* _TASK DIRECTIONS_
Exact copy, pictures excluded: reproduce every record below.

(Component data from apps and pages)
§ §

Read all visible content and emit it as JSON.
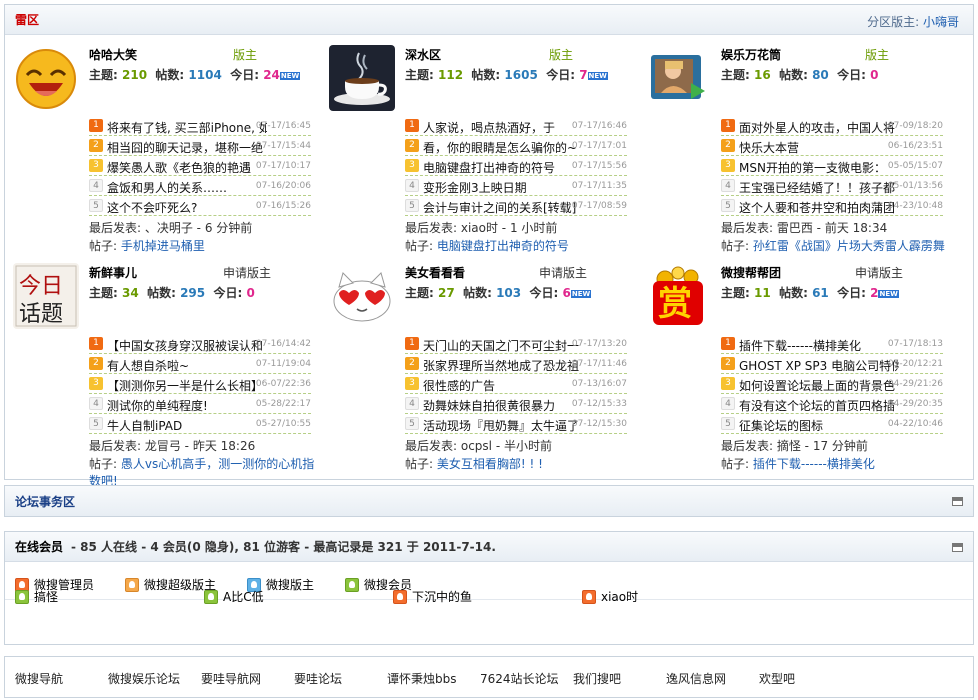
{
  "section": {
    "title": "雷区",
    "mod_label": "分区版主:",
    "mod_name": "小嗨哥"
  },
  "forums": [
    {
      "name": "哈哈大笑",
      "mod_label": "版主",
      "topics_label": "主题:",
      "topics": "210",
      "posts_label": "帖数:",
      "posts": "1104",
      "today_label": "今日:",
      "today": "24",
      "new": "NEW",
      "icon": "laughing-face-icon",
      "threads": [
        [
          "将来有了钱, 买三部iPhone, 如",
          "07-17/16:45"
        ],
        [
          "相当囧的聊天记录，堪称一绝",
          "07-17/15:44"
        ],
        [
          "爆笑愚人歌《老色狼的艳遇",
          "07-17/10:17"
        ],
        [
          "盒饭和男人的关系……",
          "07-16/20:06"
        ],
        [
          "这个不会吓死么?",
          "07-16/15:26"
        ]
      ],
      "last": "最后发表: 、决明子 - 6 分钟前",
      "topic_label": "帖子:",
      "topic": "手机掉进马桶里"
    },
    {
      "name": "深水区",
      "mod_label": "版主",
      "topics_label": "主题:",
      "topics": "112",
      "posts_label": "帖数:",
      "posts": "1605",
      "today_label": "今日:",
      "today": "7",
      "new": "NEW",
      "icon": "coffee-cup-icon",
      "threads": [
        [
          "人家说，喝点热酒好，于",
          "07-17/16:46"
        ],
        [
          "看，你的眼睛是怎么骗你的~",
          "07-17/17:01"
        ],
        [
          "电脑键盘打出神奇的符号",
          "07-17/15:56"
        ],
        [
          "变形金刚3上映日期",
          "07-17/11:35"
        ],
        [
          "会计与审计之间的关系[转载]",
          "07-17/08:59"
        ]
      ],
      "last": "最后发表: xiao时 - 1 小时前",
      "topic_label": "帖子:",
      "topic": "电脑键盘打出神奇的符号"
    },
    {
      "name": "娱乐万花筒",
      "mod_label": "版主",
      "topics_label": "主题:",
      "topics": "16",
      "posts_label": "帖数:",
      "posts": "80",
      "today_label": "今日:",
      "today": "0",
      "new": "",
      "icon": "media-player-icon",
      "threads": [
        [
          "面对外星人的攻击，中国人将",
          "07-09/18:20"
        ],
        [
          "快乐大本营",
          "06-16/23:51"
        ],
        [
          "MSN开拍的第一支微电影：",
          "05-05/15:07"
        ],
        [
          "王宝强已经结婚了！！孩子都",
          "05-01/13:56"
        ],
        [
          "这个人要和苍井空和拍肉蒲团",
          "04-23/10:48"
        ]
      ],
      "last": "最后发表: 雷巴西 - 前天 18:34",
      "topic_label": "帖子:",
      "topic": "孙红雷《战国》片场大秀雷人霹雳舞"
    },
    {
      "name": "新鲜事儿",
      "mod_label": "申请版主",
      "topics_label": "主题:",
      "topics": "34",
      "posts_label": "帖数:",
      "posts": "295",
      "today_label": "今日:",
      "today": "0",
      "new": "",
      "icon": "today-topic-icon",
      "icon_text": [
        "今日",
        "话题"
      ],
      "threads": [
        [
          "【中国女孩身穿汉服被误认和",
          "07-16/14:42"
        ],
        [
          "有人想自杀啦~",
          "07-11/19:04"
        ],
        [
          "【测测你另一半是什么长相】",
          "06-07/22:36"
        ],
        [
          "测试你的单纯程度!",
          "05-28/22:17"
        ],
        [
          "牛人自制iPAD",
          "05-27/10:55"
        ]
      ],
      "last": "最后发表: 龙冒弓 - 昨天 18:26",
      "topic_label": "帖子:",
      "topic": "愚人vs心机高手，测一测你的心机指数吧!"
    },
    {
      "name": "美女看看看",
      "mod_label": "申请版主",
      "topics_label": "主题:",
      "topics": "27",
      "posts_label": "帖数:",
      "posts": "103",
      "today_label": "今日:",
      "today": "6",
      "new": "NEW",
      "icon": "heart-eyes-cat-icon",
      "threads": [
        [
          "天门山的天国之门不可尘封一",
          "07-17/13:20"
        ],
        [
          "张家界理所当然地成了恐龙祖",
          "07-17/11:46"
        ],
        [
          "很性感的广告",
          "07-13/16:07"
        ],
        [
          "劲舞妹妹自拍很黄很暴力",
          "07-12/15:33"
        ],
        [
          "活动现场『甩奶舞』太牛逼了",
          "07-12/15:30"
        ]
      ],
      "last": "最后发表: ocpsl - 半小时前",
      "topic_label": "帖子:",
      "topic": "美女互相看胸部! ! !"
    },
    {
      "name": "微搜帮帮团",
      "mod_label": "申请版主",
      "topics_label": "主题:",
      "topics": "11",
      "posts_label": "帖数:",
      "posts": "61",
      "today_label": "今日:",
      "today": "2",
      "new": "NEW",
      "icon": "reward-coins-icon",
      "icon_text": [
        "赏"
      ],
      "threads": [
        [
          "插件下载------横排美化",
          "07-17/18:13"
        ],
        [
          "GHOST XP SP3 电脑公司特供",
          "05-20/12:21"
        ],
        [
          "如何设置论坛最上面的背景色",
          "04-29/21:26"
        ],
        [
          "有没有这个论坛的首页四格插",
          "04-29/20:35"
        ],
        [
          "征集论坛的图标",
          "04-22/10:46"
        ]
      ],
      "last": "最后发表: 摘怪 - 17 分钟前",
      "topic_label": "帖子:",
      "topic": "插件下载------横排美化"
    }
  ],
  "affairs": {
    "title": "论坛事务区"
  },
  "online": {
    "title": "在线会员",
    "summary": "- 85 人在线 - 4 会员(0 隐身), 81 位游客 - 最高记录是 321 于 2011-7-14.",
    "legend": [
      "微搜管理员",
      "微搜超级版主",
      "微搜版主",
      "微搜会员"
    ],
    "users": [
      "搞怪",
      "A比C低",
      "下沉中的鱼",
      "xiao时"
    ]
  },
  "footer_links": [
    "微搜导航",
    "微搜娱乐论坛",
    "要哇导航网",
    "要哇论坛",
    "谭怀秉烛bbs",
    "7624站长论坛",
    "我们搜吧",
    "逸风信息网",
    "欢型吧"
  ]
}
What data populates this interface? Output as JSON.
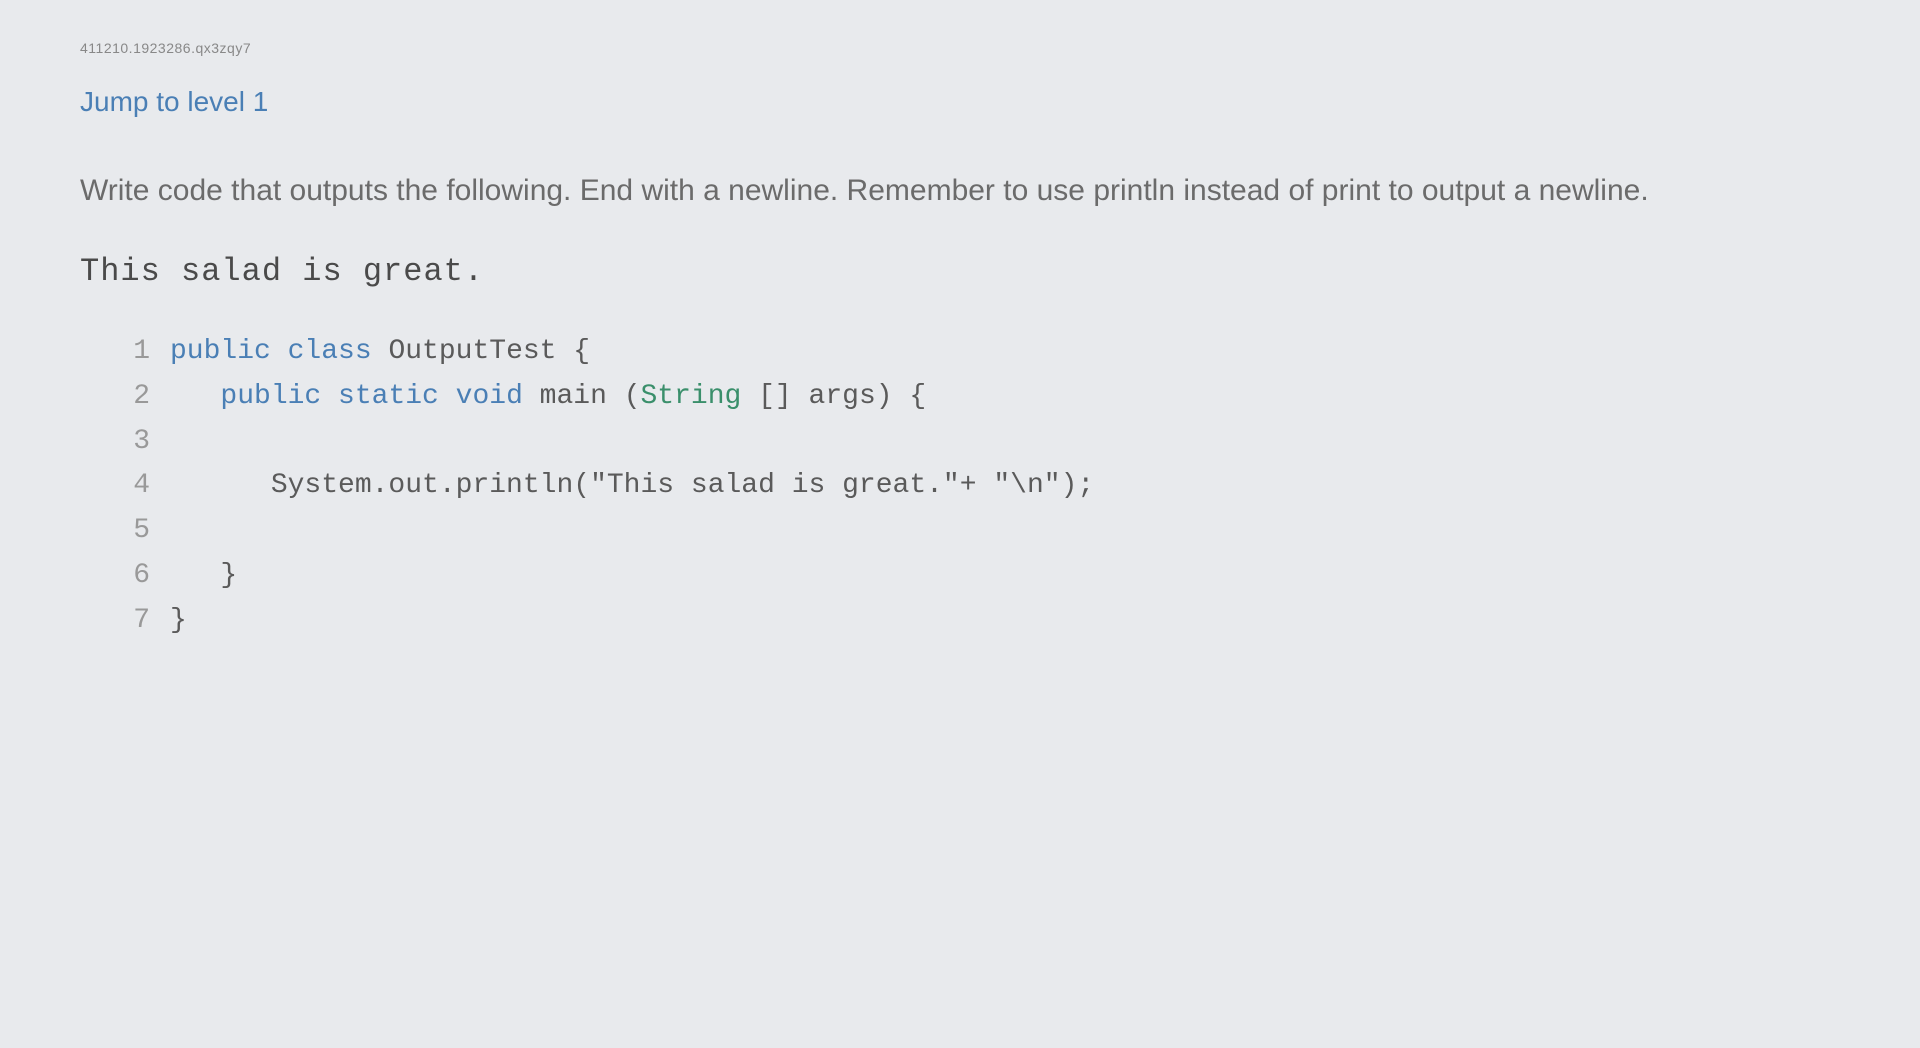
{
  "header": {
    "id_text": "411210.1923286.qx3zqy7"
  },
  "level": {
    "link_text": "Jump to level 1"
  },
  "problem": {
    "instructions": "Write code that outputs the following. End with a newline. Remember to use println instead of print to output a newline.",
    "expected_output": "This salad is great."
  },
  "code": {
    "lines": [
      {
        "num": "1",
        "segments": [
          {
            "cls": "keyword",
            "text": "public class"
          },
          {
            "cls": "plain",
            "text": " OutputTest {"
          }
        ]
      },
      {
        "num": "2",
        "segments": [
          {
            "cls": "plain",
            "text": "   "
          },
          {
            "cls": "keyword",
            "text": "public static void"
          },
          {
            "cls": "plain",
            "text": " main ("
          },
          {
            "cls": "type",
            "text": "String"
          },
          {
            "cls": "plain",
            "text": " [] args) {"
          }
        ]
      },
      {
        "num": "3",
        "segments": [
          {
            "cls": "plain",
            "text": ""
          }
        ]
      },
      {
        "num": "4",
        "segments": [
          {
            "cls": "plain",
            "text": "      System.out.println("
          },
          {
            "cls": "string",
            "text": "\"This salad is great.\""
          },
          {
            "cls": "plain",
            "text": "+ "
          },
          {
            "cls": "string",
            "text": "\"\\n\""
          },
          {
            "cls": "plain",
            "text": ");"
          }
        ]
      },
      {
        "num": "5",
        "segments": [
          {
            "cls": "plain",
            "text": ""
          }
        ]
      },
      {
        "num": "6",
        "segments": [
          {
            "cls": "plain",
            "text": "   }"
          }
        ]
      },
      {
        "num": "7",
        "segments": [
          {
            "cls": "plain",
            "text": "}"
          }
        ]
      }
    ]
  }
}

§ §

* _REPLY TO THE TASK_
Read all visible content and emit it as JSON.
{
  "section": {
    "title": "雷区",
    "mod_label": "分区版主:",
    "mod_name": "小嗨哥"
  },
  "forums": [
    {
      "name": "哈哈大笑",
      "mod_label": "版主",
      "topics_label": "主题:",
      "topics": "210",
      "posts_label": "帖数:",
      "posts": "1104",
      "today_label": "今日:",
      "today": "24",
      "new": "NEW",
      "icon": "laughing-face-icon",
      "threads": [
        [
          "将来有了钱, 买三部iPhone, 如",
          "07-17/16:45"
        ],
        [
          "相当囧的聊天记录，堪称一绝",
          "07-17/15:44"
        ],
        [
          "爆笑愚人歌《老色狼的艳遇",
          "07-17/10:17"
        ],
        [
          "盒饭和男人的关系……",
          "07-16/20:06"
        ],
        [
          "这个不会吓死么?",
          "07-16/15:26"
        ]
      ],
      "last": "最后发表: 、决明子 - 6 分钟前",
      "topic_label": "帖子:",
      "topic": "手机掉进马桶里"
    },
    {
      "name": "深水区",
      "mod_label": "版主",
      "topics_label": "主题:",
      "topics": "112",
      "posts_label": "帖数:",
      "posts": "1605",
      "today_label": "今日:",
      "today": "7",
      "new": "NEW",
      "icon": "coffee-cup-icon",
      "threads": [
        [
          "人家说，喝点热酒好，于",
          "07-17/16:46"
        ],
        [
          "看，你的眼睛是怎么骗你的~",
          "07-17/17:01"
        ],
        [
          "电脑键盘打出神奇的符号",
          "07-17/15:56"
        ],
        [
          "变形金刚3上映日期",
          "07-17/11:35"
        ],
        [
          "会计与审计之间的关系[转载]",
          "07-17/08:59"
        ]
      ],
      "last": "最后发表: xiao时 - 1 小时前",
      "topic_label": "帖子:",
      "topic": "电脑键盘打出神奇的符号"
    },
    {
      "name": "娱乐万花筒",
      "mod_label": "版主",
      "topics_label": "主题:",
      "topics": "16",
      "posts_label": "帖数:",
      "posts": "80",
      "today_label": "今日:",
      "today": "0",
      "new": "",
      "icon": "media-player-icon",
      "threads": [
        [
          "面对外星人的攻击，中国人将",
          "07-09/18:20"
        ],
        [
          "快乐大本营",
          "06-16/23:51"
        ],
        [
          "MSN开拍的第一支微电影：",
          "05-05/15:07"
        ],
        [
          "王宝强已经结婚了！！孩子都",
          "05-01/13:56"
        ],
        [
          "这个人要和苍井空和拍肉蒲团",
          "04-23/10:48"
        ]
      ],
      "last": "最后发表: 雷巴西 - 前天 18:34",
      "topic_label": "帖子:",
      "topic": "孙红雷《战国》片场大秀雷人霹雳舞"
    },
    {
      "name": "新鲜事儿",
      "mod_label": "申请版主",
      "topics_label": "主题:",
      "topics": "34",
      "posts_label": "帖数:",
      "posts": "295",
      "today_label": "今日:",
      "today": "0",
      "new": "",
      "icon": "today-topic-icon",
      "icon_text": [
        "今日",
        "话题"
      ],
      "threads": [
        [
          "【中国女孩身穿汉服被误认和",
          "07-16/14:42"
        ],
        [
          "有人想自杀啦~",
          "07-11/19:04"
        ],
        [
          "【测测你另一半是什么长相】",
          "06-07/22:36"
        ],
        [
          "测试你的单纯程度!",
          "05-28/22:17"
        ],
        [
          "牛人自制iPAD",
          "05-27/10:55"
        ]
      ],
      "last": "最后发表: 龙冒弓 - 昨天 18:26",
      "topic_label": "帖子:",
      "topic": "愚人vs心机高手，测一测你的心机指数吧!"
    },
    {
      "name": "美女看看看",
      "mod_label": "申请版主",
      "topics_label": "主题:",
      "topics": "27",
      "posts_label": "帖数:",
      "posts": "103",
      "today_label": "今日:",
      "today": "6",
      "new": "NEW",
      "icon": "heart-eyes-cat-icon",
      "threads": [
        [
          "天门山的天国之门不可尘封一",
          "07-17/13:20"
        ],
        [
          "张家界理所当然地成了恐龙祖",
          "07-17/11:46"
        ],
        [
          "很性感的广告",
          "07-13/16:07"
        ],
        [
          "劲舞妹妹自拍很黄很暴力",
          "07-12/15:33"
        ],
        [
          "活动现场『甩奶舞』太牛逼了",
          "07-12/15:30"
        ]
      ],
      "last": "最后发表: ocpsl - 半小时前",
      "topic_label": "帖子:",
      "topic": "美女互相看胸部! ! !"
    },
    {
      "name": "微搜帮帮团",
      "mod_label": "申请版主",
      "topics_label": "主题:",
      "topics": "11",
      "posts_label": "帖数:",
      "posts": "61",
      "today_label": "今日:",
      "today": "2",
      "new": "NEW",
      "icon": "reward-coins-icon",
      "icon_text": [
        "赏"
      ],
      "threads": [
        [
          "插件下载------横排美化",
          "07-17/18:13"
        ],
        [
          "GHOST XP SP3 电脑公司特供",
          "05-20/12:21"
        ],
        [
          "如何设置论坛最上面的背景色",
          "04-29/21:26"
        ],
        [
          "有没有这个论坛的首页四格插",
          "04-29/20:35"
        ],
        [
          "征集论坛的图标",
          "04-22/10:46"
        ]
      ],
      "last": "最后发表: 摘怪 - 17 分钟前",
      "topic_label": "帖子:",
      "topic": "插件下载------横排美化"
    }
  ],
  "affairs": {
    "title": "论坛事务区"
  },
  "online": {
    "title": "在线会员",
    "summary": "- 85 人在线 - 4 会员(0 隐身), 81 位游客 - 最高记录是 321 于 2011-7-14.",
    "legend": [
      "微搜管理员",
      "微搜超级版主",
      "微搜版主",
      "微搜会员"
    ],
    "users": [
      "搞怪",
      "A比C低",
      "下沉中的鱼",
      "xiao时"
    ]
  },
  "footer_links": [
    "微搜导航",
    "微搜娱乐论坛",
    "要哇导航网",
    "要哇论坛",
    "谭怀秉烛bbs",
    "7624站长论坛",
    "我们搜吧",
    "逸风信息网",
    "欢型吧"
  ]
}
What data populates this interface? Output as JSON.
{
  "header": {
    "id_text": "411210.1923286.qx3zqy7"
  },
  "level": {
    "link_text": "Jump to level 1"
  },
  "problem": {
    "instructions": "Write code that outputs the following. End with a newline. Remember to use println instead of print to output a newline.",
    "expected_output": "This salad is great."
  },
  "code": {
    "lines": [
      {
        "num": "1",
        "segments": [
          {
            "cls": "keyword",
            "text": "public class"
          },
          {
            "cls": "plain",
            "text": " OutputTest {"
          }
        ]
      },
      {
        "num": "2",
        "segments": [
          {
            "cls": "plain",
            "text": "   "
          },
          {
            "cls": "keyword",
            "text": "public static void"
          },
          {
            "cls": "plain",
            "text": " main ("
          },
          {
            "cls": "type",
            "text": "String"
          },
          {
            "cls": "plain",
            "text": " [] args) {"
          }
        ]
      },
      {
        "num": "3",
        "segments": [
          {
            "cls": "plain",
            "text": ""
          }
        ]
      },
      {
        "num": "4",
        "segments": [
          {
            "cls": "plain",
            "text": "      System.out.println("
          },
          {
            "cls": "string",
            "text": "\"This salad is great.\""
          },
          {
            "cls": "plain",
            "text": "+ "
          },
          {
            "cls": "string",
            "text": "\"\\n\""
          },
          {
            "cls": "plain",
            "text": ");"
          }
        ]
      },
      {
        "num": "5",
        "segments": [
          {
            "cls": "plain",
            "text": ""
          }
        ]
      },
      {
        "num": "6",
        "segments": [
          {
            "cls": "plain",
            "text": "   }"
          }
        ]
      },
      {
        "num": "7",
        "segments": [
          {
            "cls": "plain",
            "text": "}"
          }
        ]
      }
    ]
  }
}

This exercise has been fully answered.